▶ **Problem to solve**: If a line holds the word "dubbo", copy it from the entries.

▶ **Excerpted data**:
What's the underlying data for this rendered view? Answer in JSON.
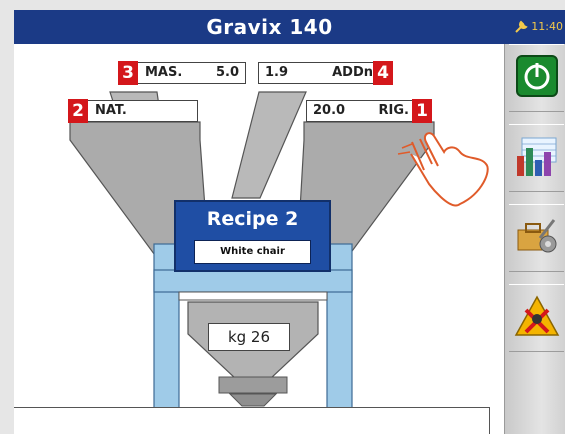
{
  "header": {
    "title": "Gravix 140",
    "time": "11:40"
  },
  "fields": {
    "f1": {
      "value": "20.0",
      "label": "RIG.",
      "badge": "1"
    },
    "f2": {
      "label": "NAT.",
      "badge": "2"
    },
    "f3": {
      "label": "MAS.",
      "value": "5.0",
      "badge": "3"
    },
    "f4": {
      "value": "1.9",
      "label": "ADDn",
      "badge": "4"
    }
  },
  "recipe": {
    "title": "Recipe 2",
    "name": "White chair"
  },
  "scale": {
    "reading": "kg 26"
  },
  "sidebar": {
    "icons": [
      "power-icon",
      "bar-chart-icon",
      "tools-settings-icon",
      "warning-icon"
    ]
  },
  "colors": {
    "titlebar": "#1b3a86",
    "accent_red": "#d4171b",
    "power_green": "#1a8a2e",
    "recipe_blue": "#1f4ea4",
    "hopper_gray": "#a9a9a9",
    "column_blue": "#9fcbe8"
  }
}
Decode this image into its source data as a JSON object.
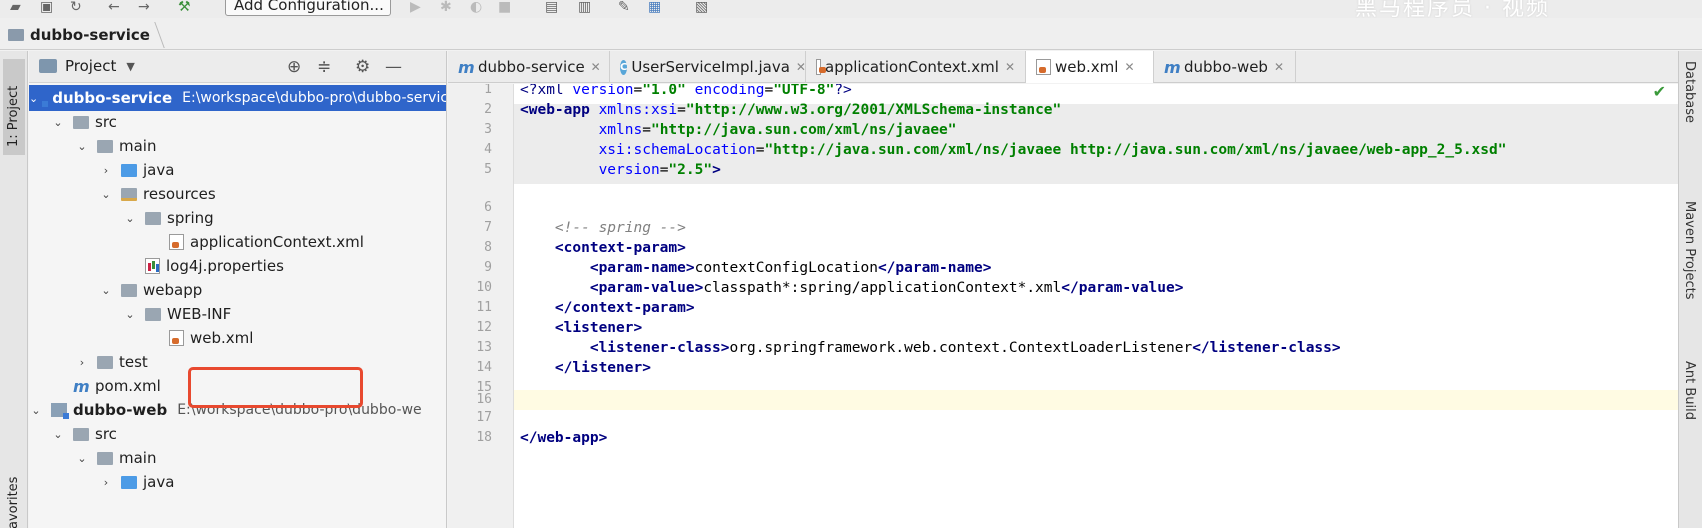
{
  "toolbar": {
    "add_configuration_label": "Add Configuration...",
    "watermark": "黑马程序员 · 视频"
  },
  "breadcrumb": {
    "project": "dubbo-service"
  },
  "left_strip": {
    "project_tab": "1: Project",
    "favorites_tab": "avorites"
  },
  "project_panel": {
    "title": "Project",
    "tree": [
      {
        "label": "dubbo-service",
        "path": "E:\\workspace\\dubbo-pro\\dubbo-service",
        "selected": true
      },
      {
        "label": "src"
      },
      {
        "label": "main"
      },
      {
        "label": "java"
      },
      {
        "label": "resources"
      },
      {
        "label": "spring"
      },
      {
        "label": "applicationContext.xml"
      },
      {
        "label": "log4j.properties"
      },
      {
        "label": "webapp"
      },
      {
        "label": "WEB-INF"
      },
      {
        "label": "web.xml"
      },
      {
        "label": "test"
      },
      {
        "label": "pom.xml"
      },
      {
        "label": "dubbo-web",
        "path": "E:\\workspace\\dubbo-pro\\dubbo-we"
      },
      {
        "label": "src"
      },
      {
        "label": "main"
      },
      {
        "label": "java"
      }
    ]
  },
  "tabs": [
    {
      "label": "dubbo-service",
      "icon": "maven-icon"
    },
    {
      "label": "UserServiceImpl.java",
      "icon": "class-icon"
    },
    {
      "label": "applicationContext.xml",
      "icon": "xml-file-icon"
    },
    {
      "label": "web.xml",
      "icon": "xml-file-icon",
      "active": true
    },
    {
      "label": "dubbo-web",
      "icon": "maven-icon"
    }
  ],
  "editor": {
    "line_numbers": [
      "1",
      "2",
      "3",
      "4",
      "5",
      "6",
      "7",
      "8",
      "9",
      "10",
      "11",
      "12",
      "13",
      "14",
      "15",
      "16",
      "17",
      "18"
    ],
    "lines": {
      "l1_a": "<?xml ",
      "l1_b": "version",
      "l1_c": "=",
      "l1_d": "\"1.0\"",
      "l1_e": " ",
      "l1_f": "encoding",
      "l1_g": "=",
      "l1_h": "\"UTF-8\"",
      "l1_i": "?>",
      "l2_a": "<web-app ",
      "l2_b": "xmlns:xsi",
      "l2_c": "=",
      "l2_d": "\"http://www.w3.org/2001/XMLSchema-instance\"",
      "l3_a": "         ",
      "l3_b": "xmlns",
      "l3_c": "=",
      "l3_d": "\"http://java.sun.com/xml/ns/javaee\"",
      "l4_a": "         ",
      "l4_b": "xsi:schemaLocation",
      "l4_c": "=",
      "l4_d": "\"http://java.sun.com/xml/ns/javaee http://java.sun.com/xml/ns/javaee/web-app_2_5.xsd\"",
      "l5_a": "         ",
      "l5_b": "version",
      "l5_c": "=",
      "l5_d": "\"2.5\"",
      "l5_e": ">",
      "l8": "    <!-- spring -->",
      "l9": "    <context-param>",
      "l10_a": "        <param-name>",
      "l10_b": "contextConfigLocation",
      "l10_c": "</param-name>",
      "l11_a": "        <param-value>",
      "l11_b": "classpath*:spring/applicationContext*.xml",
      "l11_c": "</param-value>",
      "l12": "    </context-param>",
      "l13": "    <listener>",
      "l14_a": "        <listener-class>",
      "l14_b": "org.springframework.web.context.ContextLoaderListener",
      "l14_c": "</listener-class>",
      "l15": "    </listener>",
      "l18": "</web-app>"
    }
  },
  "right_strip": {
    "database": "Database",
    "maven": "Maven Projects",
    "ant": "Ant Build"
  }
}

▶ **Output for this task**:
    "project": "dubbo-service"
        "label": "dubbo-service",
        "path": "E:\\workspace\\dubbo-pro\\dubbo-service",
        "label": "dubbo-web",
        "path": "E:\\workspace\\dubbo-pro\\dubbo-we"
      "label": "dubbo-service",
      "label": "dubbo-web",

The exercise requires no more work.